• _WHAT NEEDS TO BE DONE_: For the word "Management", count the lines below that contain it. Give the number alone.

*** Block opens ***

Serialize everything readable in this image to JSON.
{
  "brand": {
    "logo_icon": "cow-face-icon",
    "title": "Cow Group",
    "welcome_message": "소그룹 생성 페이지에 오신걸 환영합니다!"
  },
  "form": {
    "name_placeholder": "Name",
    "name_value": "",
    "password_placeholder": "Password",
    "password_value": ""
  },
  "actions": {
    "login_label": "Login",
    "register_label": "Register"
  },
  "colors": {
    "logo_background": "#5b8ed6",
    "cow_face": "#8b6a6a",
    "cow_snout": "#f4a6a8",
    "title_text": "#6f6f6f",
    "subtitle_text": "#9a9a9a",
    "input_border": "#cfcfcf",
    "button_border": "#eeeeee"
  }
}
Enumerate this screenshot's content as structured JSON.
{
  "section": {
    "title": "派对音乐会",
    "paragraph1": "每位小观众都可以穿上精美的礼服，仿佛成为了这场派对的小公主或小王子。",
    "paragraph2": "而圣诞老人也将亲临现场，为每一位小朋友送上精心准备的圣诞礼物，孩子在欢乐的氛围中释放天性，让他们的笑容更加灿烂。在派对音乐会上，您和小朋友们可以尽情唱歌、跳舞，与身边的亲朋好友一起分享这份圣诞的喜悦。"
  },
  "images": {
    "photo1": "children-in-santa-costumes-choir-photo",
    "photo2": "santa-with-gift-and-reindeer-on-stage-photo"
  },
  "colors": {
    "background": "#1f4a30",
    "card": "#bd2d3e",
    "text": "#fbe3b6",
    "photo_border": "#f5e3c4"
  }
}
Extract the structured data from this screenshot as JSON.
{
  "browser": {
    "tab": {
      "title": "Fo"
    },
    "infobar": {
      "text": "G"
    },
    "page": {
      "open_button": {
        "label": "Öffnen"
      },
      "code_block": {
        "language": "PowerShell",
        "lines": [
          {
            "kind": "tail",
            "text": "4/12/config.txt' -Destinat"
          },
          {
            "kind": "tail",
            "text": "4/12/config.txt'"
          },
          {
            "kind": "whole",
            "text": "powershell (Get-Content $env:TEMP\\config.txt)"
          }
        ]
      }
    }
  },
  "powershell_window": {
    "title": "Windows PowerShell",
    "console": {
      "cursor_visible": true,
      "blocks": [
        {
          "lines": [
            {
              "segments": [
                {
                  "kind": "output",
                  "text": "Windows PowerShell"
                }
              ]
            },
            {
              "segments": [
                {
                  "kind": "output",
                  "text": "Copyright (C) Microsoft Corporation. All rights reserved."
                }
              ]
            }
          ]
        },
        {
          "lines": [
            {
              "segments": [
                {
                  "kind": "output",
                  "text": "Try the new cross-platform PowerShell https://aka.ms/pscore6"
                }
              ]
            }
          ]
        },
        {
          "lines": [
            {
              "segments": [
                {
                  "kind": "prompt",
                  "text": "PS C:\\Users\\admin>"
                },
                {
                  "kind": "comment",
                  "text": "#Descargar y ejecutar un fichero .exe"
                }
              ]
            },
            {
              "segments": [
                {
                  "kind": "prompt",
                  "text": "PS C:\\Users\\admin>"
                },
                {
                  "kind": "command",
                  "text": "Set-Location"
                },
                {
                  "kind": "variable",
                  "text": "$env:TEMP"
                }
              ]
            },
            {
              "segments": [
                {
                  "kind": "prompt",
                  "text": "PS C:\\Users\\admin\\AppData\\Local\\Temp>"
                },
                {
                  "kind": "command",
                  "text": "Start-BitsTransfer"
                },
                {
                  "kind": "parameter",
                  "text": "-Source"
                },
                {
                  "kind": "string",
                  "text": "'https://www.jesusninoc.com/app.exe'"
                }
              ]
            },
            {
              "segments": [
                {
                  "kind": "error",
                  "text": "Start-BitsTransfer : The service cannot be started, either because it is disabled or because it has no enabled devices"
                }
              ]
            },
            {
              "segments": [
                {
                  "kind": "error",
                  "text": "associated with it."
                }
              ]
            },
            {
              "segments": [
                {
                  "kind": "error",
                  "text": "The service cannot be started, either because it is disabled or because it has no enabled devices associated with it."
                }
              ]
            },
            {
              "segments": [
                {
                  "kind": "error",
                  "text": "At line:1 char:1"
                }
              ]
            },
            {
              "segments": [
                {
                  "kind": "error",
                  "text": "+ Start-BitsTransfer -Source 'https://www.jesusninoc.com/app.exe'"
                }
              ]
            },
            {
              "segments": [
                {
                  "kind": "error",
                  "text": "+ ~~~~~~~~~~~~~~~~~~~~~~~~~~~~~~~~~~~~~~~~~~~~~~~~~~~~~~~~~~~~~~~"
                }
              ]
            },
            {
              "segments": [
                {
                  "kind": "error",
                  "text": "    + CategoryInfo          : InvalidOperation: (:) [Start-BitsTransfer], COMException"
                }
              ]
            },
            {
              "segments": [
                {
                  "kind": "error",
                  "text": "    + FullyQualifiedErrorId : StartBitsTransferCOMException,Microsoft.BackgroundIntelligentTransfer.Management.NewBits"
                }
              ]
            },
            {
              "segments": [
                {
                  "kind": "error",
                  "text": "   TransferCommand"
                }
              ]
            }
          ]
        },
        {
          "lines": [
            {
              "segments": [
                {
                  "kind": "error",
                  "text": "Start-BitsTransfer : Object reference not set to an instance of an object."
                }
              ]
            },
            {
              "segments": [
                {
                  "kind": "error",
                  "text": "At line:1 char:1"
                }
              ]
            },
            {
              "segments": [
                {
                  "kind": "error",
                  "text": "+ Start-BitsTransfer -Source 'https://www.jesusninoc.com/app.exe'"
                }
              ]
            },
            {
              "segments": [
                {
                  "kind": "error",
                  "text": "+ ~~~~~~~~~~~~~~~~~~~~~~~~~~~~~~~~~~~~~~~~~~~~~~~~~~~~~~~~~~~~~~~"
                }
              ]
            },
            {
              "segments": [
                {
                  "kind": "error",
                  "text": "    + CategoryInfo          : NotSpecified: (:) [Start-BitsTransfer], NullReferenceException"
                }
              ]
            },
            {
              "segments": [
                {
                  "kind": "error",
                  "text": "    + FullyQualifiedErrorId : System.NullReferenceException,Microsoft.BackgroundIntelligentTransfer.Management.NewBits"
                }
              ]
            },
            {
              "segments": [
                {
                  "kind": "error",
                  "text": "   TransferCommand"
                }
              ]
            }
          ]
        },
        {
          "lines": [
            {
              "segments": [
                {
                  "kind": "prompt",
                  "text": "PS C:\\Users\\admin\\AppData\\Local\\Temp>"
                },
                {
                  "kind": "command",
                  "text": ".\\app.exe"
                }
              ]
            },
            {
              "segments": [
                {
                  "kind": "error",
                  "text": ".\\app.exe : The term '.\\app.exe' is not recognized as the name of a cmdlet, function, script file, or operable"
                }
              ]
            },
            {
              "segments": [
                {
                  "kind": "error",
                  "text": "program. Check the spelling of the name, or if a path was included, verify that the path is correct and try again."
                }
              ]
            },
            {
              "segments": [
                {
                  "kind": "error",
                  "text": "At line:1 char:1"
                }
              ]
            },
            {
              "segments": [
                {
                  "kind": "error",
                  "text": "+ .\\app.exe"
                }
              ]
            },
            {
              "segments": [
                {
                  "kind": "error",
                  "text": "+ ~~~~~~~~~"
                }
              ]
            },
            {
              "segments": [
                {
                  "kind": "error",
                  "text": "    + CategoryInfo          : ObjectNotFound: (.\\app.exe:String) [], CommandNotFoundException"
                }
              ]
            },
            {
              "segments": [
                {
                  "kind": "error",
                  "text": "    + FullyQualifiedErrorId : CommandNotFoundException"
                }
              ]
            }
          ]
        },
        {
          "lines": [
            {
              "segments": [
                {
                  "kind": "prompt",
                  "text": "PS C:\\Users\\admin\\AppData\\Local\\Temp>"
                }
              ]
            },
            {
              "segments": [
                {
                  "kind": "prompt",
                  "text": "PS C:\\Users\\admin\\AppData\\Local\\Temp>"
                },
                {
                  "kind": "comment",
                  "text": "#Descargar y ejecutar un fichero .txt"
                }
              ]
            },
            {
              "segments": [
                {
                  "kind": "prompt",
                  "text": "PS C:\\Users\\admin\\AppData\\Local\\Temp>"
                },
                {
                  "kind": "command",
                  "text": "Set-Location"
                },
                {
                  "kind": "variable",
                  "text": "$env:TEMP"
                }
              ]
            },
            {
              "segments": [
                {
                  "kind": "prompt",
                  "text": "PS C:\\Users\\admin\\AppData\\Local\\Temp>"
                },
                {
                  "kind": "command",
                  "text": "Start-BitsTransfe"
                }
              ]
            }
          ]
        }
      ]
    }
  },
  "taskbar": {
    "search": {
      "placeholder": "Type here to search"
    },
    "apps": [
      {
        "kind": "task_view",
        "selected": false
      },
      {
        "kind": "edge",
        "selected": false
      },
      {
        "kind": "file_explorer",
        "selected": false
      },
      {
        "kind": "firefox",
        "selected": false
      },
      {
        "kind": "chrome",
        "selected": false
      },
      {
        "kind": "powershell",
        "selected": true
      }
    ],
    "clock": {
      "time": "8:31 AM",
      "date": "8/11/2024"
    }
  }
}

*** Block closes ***

• _EXPECTED ANSWER_: 2